Tuesday, August 4, 2015

Dear Little Four ...

Your name means 'my heart', but I had no idea how fitting that name would be when we picked it for you just 2 months before you were born.   It amazes me that just one year ago I was just reaching my 25 week of pregnancy and feeling an unusual sense of relief; now the doctors had a shot at saving your life if (but in my heart I knew it was really when) you came early.

These past few weeks (that are leading up to your first birthday) have been filled with more nostalgia and bitter sweet emotion than I am used to.     Some days I am overwhelmed with memories of the anxiety, contraction after contraction, pain filled last 14 few weeks of your pregnancy.   I think that deep down I knew, since that first check up where they couldn't find your heartbeat, that something ... something was different.   I should have prepared myself to let go of my expectations of a 'normal' delivery; but with my last baby, I so desperately wanted one drama free, trauma free, normal baby experience.    I wanted a fear free labor and delivery, and to go home with my plump sweet little boy in my arms.

I did not want to discuss your potential life threatening complications and chances of survival with all the specialists in between my contractions while waiting for your daddy to get to Boston.    I did not want to weigh the pros and cons of letting labor continue while the chances of life threatening infections for myself increased with every contraction that passed.   I did not want to remind the doctors I had three more children at home that I needed to live for, because as those words came out of my mouth I was sick with guilt.   My body was failing us both.    I needed you inside of me, and you needed to be there.  But even with the best, and most miserable drugs available, my body would not cooperate.    I wanted to give you what I gave your siblings: the best possible start to life.

I wanted to hold you after you were born.   I wanted to smell your newborn scent and hear your newborn sounds, but you can't do that in the NICU plastic box.   I wanted to figure out who you looked like; were you more me or your daddy?   I wanted to show you off to our friends and family, but you can't do that hooked up to all your leads, tubes, breathing devices and IVs.   I wanted to bring you home with me when I left the hospital.  I wanted to wake up every couple of hours to a hungry crying baby in the middle of the night.   I wanted to get nothing done during the days because newborns take a lot of time, but you wouldn't have lived if I took you out of your plastic womb.
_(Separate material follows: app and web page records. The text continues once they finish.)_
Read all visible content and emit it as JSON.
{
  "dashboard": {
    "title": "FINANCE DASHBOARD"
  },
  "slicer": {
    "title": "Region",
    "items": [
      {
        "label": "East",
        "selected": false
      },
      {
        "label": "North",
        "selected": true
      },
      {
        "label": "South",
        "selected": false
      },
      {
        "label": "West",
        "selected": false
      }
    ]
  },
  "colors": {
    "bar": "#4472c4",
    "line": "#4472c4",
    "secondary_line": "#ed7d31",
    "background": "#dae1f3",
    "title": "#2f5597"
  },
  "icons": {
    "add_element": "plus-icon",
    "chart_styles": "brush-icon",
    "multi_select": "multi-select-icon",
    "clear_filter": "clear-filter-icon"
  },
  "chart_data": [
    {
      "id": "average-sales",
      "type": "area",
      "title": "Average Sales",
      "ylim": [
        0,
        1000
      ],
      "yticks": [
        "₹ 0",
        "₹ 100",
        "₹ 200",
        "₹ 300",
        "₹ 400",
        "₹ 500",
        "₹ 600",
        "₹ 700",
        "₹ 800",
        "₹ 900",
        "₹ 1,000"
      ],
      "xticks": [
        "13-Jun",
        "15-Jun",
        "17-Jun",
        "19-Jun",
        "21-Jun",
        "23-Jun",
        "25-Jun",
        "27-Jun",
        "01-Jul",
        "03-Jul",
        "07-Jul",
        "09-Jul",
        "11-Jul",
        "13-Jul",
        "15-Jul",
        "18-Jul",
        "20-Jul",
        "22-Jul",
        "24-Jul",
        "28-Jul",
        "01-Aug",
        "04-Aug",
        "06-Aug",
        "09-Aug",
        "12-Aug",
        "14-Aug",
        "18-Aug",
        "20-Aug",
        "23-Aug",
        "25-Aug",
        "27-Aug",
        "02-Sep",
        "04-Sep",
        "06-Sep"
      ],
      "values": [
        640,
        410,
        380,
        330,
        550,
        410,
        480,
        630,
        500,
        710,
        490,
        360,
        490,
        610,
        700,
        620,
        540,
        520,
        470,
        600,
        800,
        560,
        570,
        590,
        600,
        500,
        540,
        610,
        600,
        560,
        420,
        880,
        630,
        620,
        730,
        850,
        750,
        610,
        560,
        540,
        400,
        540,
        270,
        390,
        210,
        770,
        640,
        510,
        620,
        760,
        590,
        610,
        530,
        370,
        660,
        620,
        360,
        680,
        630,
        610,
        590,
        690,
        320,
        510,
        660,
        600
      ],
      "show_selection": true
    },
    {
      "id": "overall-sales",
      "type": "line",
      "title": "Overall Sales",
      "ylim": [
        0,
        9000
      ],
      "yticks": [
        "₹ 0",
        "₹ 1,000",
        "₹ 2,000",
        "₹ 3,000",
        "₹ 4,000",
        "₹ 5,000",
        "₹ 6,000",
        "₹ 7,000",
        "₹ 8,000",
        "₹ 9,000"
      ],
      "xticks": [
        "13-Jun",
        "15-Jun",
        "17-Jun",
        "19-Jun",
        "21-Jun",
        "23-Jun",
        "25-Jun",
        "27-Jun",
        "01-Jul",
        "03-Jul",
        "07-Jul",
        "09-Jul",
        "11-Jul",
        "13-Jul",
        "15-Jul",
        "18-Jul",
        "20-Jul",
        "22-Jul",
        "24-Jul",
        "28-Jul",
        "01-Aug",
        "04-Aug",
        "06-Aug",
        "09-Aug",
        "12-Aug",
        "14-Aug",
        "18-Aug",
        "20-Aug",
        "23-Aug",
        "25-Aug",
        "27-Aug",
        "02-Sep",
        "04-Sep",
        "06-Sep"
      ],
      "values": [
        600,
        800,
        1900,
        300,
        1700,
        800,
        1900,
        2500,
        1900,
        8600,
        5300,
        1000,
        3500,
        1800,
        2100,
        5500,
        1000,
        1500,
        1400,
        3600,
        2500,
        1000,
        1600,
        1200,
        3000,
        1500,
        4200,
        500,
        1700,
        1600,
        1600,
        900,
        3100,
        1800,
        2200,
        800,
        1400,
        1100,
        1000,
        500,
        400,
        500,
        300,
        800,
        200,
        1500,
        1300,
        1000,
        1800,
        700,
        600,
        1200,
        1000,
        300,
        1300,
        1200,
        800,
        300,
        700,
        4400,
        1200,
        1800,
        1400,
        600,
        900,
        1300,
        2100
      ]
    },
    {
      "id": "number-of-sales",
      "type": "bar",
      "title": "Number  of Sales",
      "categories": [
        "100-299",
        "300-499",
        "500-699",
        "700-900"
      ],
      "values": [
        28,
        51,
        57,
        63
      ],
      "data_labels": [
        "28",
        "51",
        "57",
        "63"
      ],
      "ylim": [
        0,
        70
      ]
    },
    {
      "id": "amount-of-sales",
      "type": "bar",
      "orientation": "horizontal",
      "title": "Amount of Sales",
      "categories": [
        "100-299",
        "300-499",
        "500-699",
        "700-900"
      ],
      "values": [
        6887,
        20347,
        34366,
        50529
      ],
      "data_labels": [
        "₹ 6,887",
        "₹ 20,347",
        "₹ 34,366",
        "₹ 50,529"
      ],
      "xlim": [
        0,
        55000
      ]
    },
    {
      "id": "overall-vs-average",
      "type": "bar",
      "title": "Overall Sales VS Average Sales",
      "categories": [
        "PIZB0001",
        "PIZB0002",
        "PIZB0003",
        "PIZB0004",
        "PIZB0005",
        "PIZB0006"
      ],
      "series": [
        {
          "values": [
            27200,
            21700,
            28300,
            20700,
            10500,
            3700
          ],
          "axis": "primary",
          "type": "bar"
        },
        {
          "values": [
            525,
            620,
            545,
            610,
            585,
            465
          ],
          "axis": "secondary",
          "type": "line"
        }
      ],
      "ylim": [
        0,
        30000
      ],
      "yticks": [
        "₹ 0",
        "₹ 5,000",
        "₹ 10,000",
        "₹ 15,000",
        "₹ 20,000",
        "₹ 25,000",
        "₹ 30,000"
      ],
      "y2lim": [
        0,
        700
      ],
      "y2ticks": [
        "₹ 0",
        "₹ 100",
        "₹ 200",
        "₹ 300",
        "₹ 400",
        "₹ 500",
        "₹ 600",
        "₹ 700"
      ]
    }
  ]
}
Instead, I was wheeled up to the NICU floor hours after you were pulled out of me.   I waited days to hold you.   It was days before I could even really tell what your face looked like with all the tubes.  I had a crash course in brain bleeds, oxygen levels, CPAP, feeding tubes, residuals, bradycardia, and the metric system by your team of doctors.    I sat and cried with the nurses and your daddy.    As a woman and mother, I felt like a failure.   You weren't supposed to start like this.   My heart hurt for you, and I was fragile.   One small move and I thought everything would fall down around me.

It has been almost a year now.   We have had more hospital stays, doctor visits, tests, quarantines, and specialists than I was prepared for.   Even though I feel a huge sense of relief at almost making it through your first year of life, I still don't feel like I can exhale.   I still feel traumatized, scared and guilty.    I still vividly remember the sounds, smell and feel of the NICU.   The awful beeping and alarms.   The long walk down the hallway to the elevator.   And the 'T' in the hallway as you walked off the elevator.   Your daddy and I went right, towards the locked down, monitored, parent eating and waiting lounge of the NICU; while other parents and friends got to turn left ... to the normal maternity wing.

I may still be grieving the circumstances of your birth, but you are my hero, little four.   My strong, little rockstar, and I pray we get to celebrate many many more birthdays with you.